**What the task asks**
Hunt through the entries for the word "shortcut" and copy each line in which it appears.

**Information provided**
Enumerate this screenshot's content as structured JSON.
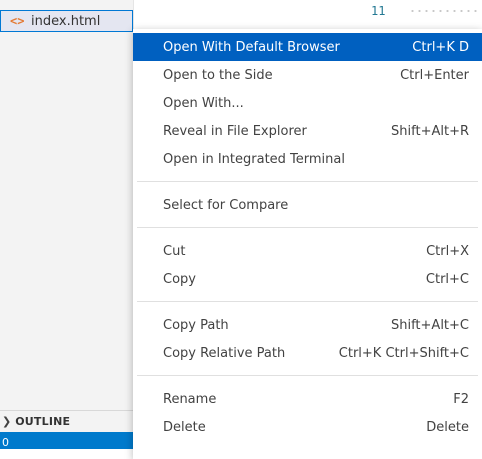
{
  "explorer": {
    "file": {
      "icon": "html-file-icon",
      "icon_glyph": "<>",
      "name": "index.html"
    },
    "outline": {
      "label": "OUTLINE"
    },
    "status": {
      "text": "0"
    }
  },
  "editor": {
    "line_number": "11"
  },
  "context_menu": {
    "groups": [
      [
        {
          "label": "Open With Default Browser",
          "shortcut": "Ctrl+K D",
          "highlighted": true
        },
        {
          "label": "Open to the Side",
          "shortcut": "Ctrl+Enter"
        },
        {
          "label": "Open With...",
          "shortcut": ""
        },
        {
          "label": "Reveal in File Explorer",
          "shortcut": "Shift+Alt+R"
        },
        {
          "label": "Open in Integrated Terminal",
          "shortcut": ""
        }
      ],
      [
        {
          "label": "Select for Compare",
          "shortcut": ""
        }
      ],
      [
        {
          "label": "Cut",
          "shortcut": "Ctrl+X"
        },
        {
          "label": "Copy",
          "shortcut": "Ctrl+C"
        }
      ],
      [
        {
          "label": "Copy Path",
          "shortcut": "Shift+Alt+C"
        },
        {
          "label": "Copy Relative Path",
          "shortcut": "Ctrl+K Ctrl+Shift+C"
        }
      ],
      [
        {
          "label": "Rename",
          "shortcut": "F2"
        },
        {
          "label": "Delete",
          "shortcut": "Delete"
        }
      ]
    ]
  },
  "colors": {
    "accent": "#0060c0",
    "status_bar": "#007acc",
    "html_icon": "#e37933"
  }
}
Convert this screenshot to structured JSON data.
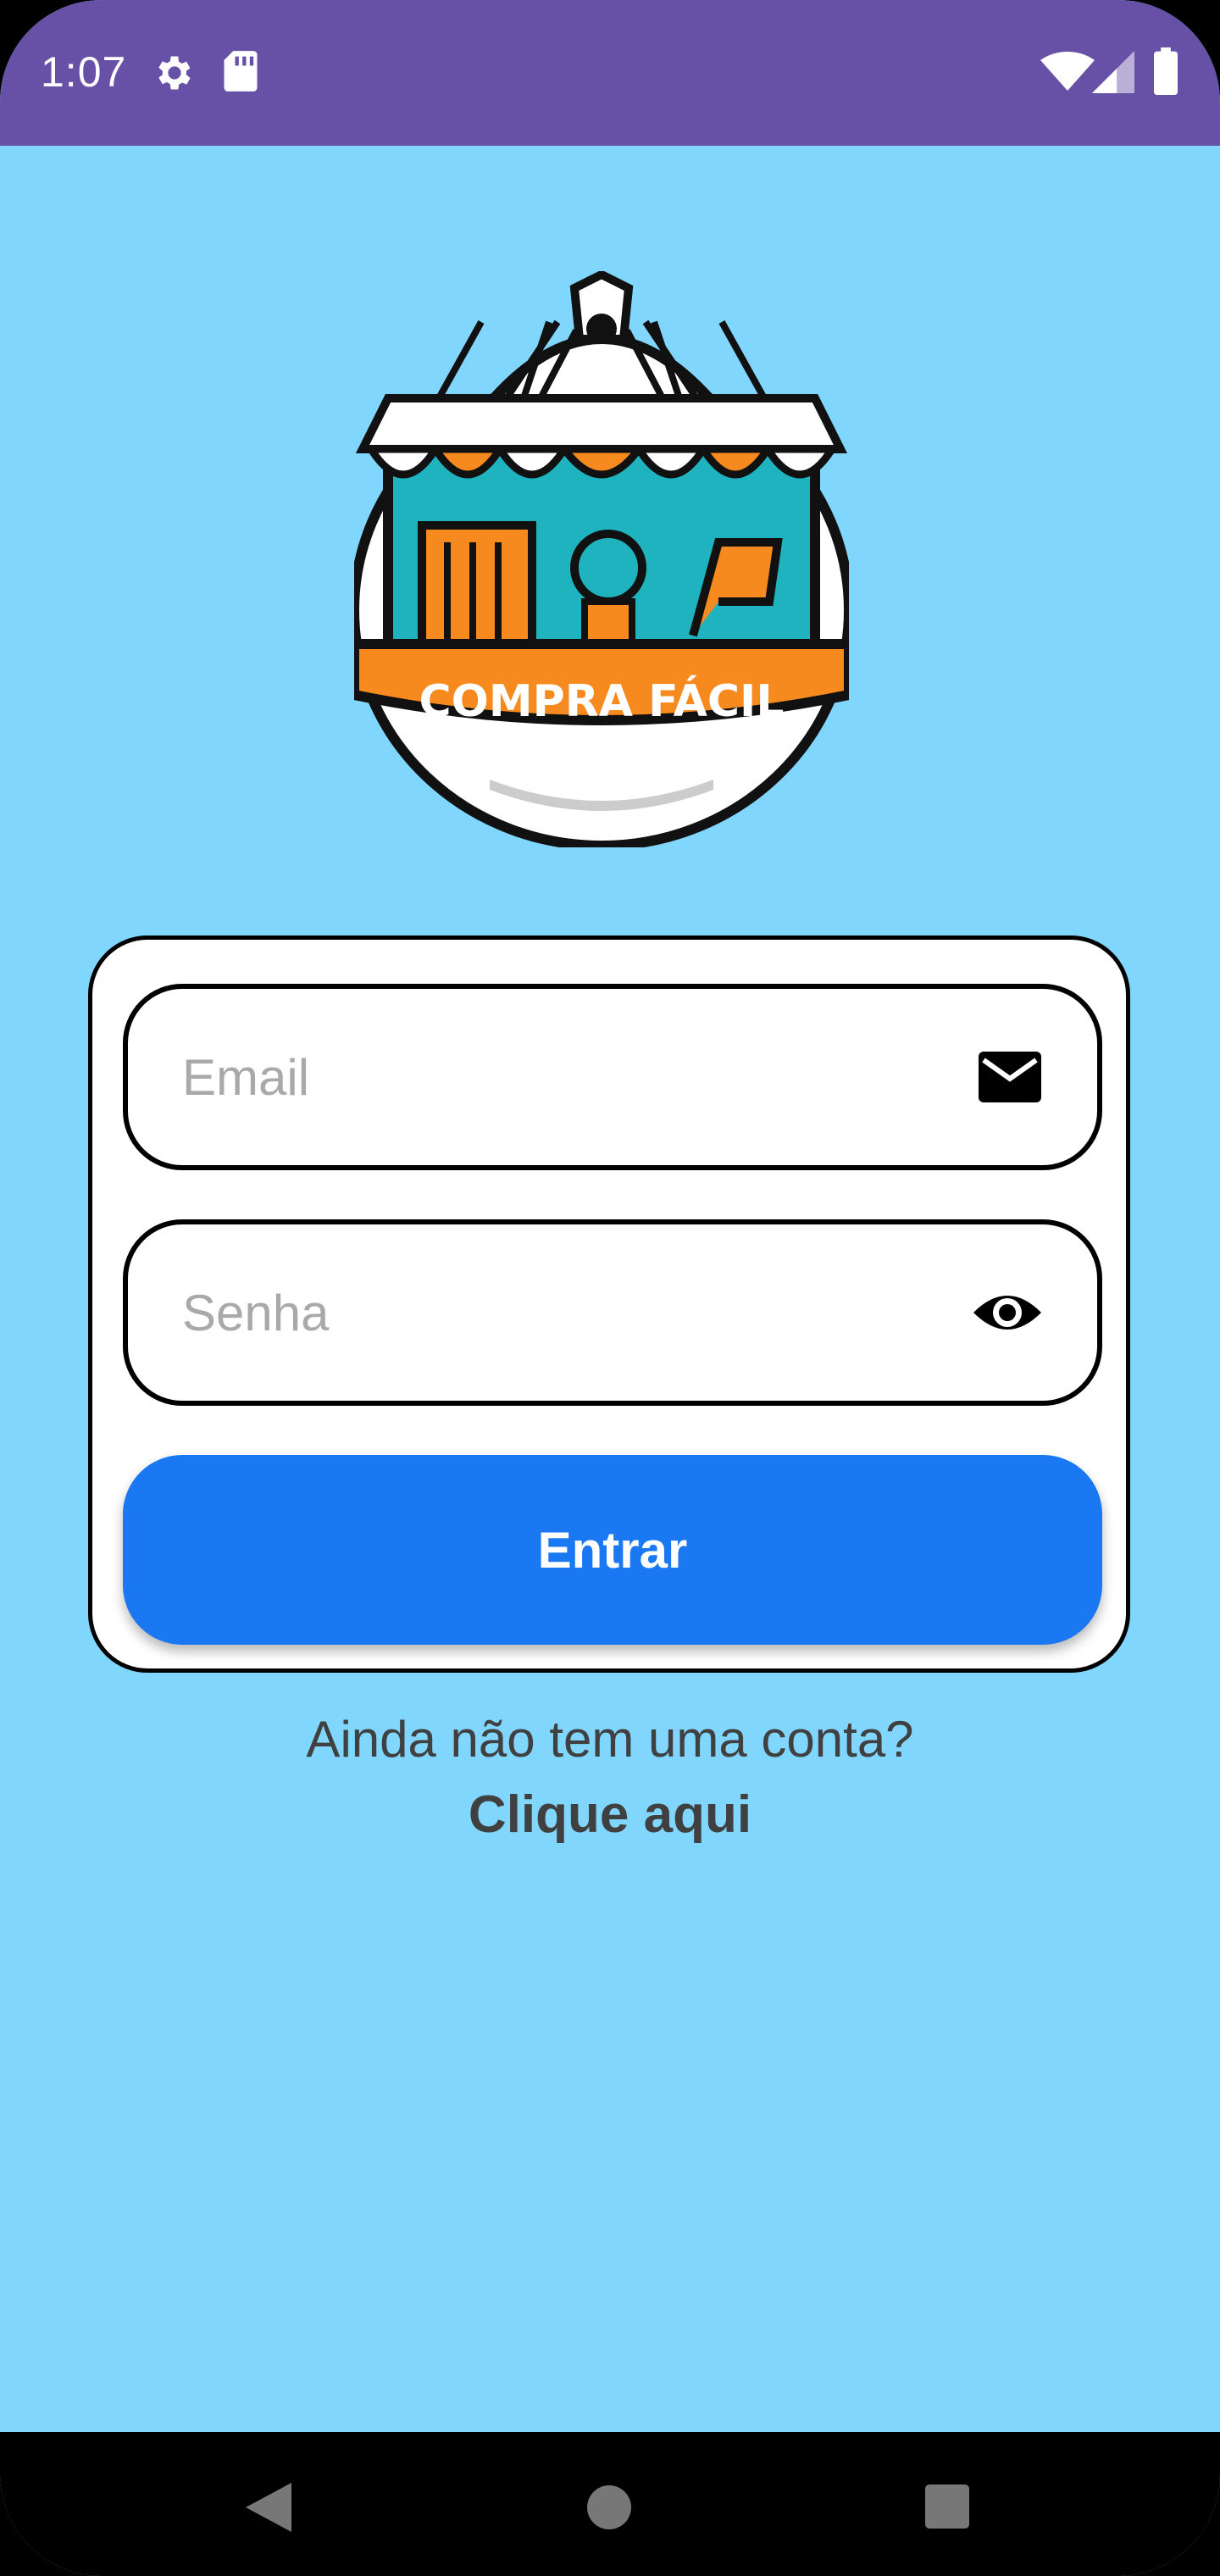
{
  "status_bar": {
    "time": "1:07",
    "icons": [
      "gear-icon",
      "sd-card-icon",
      "wifi-icon",
      "cell-signal-icon",
      "battery-icon"
    ],
    "color": "#6751a6"
  },
  "logo": {
    "text": "COMPRA FÁCIL"
  },
  "login_form": {
    "email_placeholder": "Email",
    "email_icon": "mail-icon",
    "password_placeholder": "Senha",
    "password_icon": "eye-icon",
    "submit_label": "Entrar"
  },
  "signup": {
    "question": "Ainda não tem uma conta?",
    "link": "Clique aqui"
  },
  "nav_bar": {
    "icons": [
      "back-icon",
      "home-icon",
      "recents-icon"
    ]
  },
  "colors": {
    "background": "#80d6fd",
    "button": "#1a79f2",
    "status_bar": "#6751a6"
  }
}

**Response for this exercise**
          "shortcut": "Ctrl+K D",
          "shortcut": "Ctrl+Enter"
          "shortcut": ""
          "shortcut": "Shift+Alt+R"
          "shortcut": ""
          "shortcut": ""
          "shortcut": "Ctrl+X"
          "shortcut": "Ctrl+C"
          "shortcut": "Shift+Alt+C"
          "shortcut": "Ctrl+K Ctrl+Shift+C"
          "shortcut": "F2"
          "shortcut": "Delete"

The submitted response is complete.